The main reason I wanted to write this review is to post these stills. One of the film’s subjects came up with the idea of a showing of The Shining in which backwards and forwards projections of the film were shown overlapping. Not only are these images pretty much the coolest thing I have ever seen, I think they exemplify the reality of the subject. It is pretty, pretty hard to imagine that Kubrick planned all of this out, hoping one day someone would project the film running backward and forward simultaneously, but the results are still interesting and evocative. Some of it is obvious, but still cool: the end is the beginning and beginning is the end. Some of it is more surprising. I don’t think you would get such interesting results if you did the same thing with Transformers. You get this result from powerful, well constructed, evocative images in a rich context. For example, if the film didn’t have a theme about the cycle of violence, the beginning and end overlapping wouldn’t seem significant.
I’ll try to make the last point without sounding like a tool, but it’s probably impossible. The art-puzzle crowd might be people who just aren’t very creative or, at least, not possessing much originality. I have a creative bone in my body. Just one. I’m not Kubrick. I’m not trying to brag, because I think it is pretty common to have some measure of creative ability. So, I mentioned puffing on a peace pipe a while back. That was a little joke, because one of the alleged keys to the film is an Indian word for peace pipe, which is printed on cans of baking soda in a couple of background shots. The first time you see it, the word is presented clearly as Danny talks to Dick Hallorann. Later, in one of Jack’s scenes, we see the word in the background again, fractured. I think that was probably intentional. It is cool. It’s clever. I’m not sure it is that big a deal though.
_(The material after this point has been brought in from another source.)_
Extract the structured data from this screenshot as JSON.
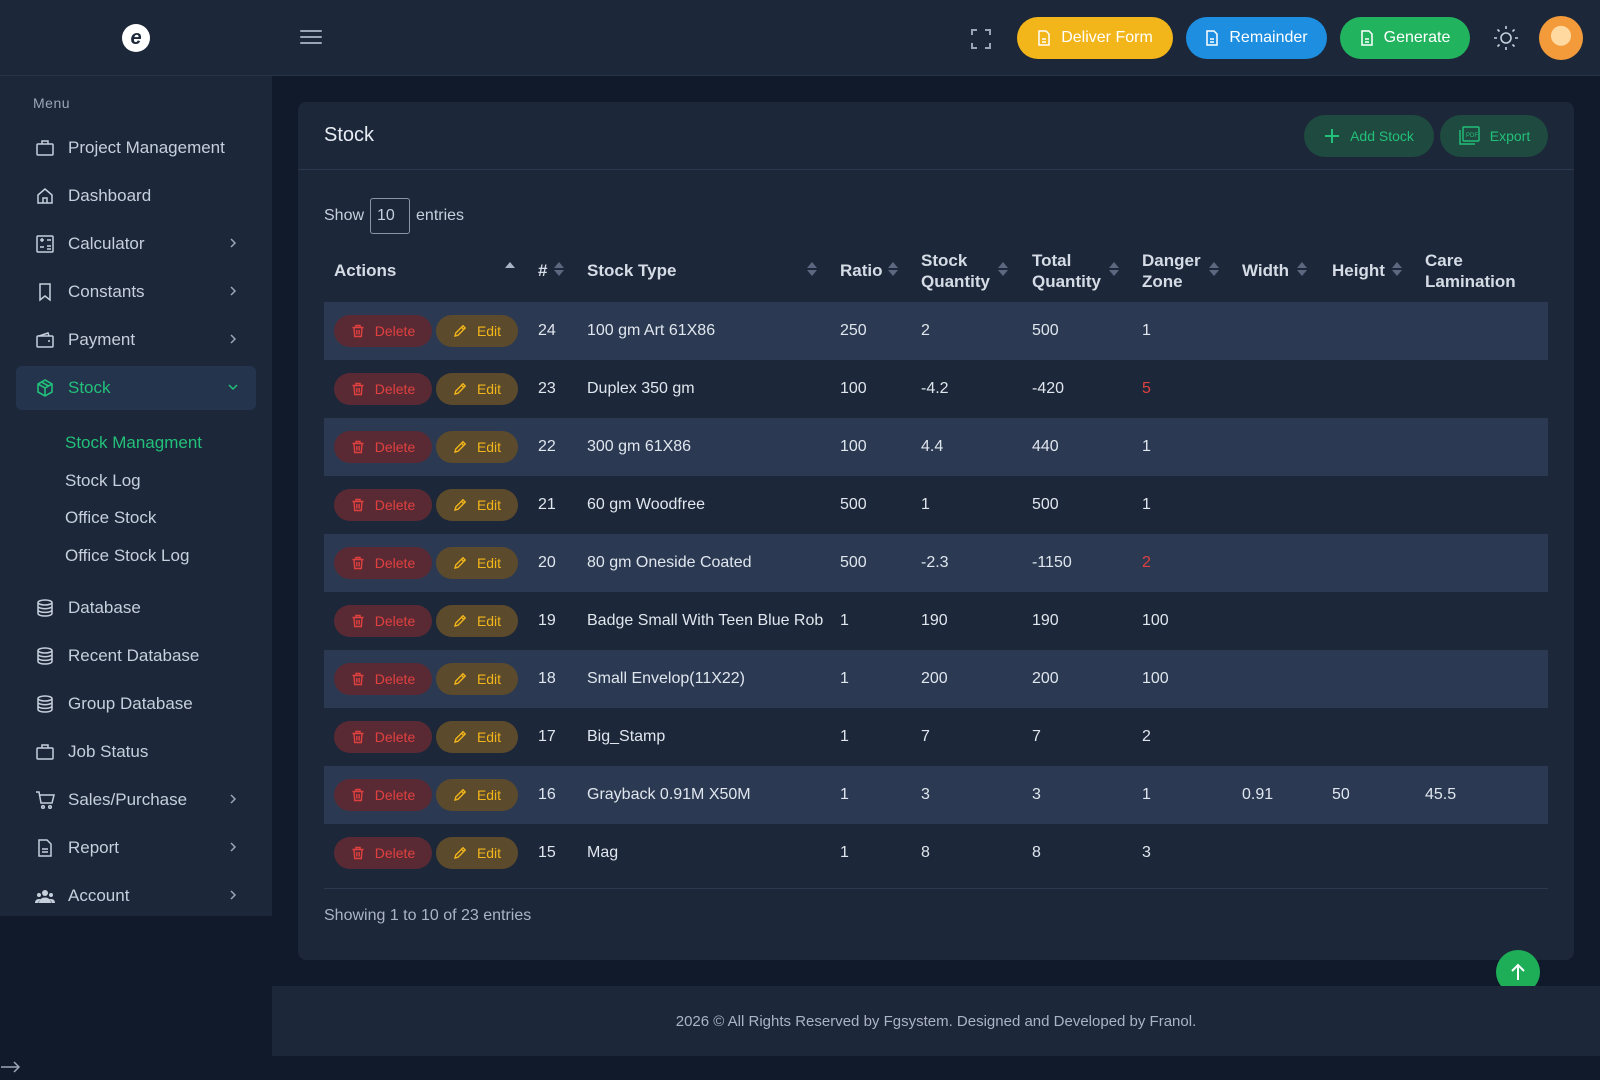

I’m pretty sure that I could make a movie that would have lots of little jokes and double meanings in it. Sometimes you write something and then you go back and look at it and see a secondary implication and either forget about it or try to emphasize it more so it seems intentional. So, I could do that kind of stuff if I were allowed to direct a movie. What I could not do would probably best be put under the heading of “every other aspect of directing a movie.” To me, those are the areas where a Kubrick really separates himself from the pack.
Not to say I don’t care about the clever shit. I love it. And Room 237 is helpful because the clever shit is much harder to notice than general quality, and all of these fine people have watched The Shining 100 times and noticed every detail for you. And I agree those things can accumulate and make the main thrust of the film more convincing, perhaps even by working on a subconscious level. Kubrick did, in fact, study subliminal advertising and maybe it works a little. But you still need a great movie, or book or painting to put those things in. That’s the hard part. Anyway, here are a few more pictures.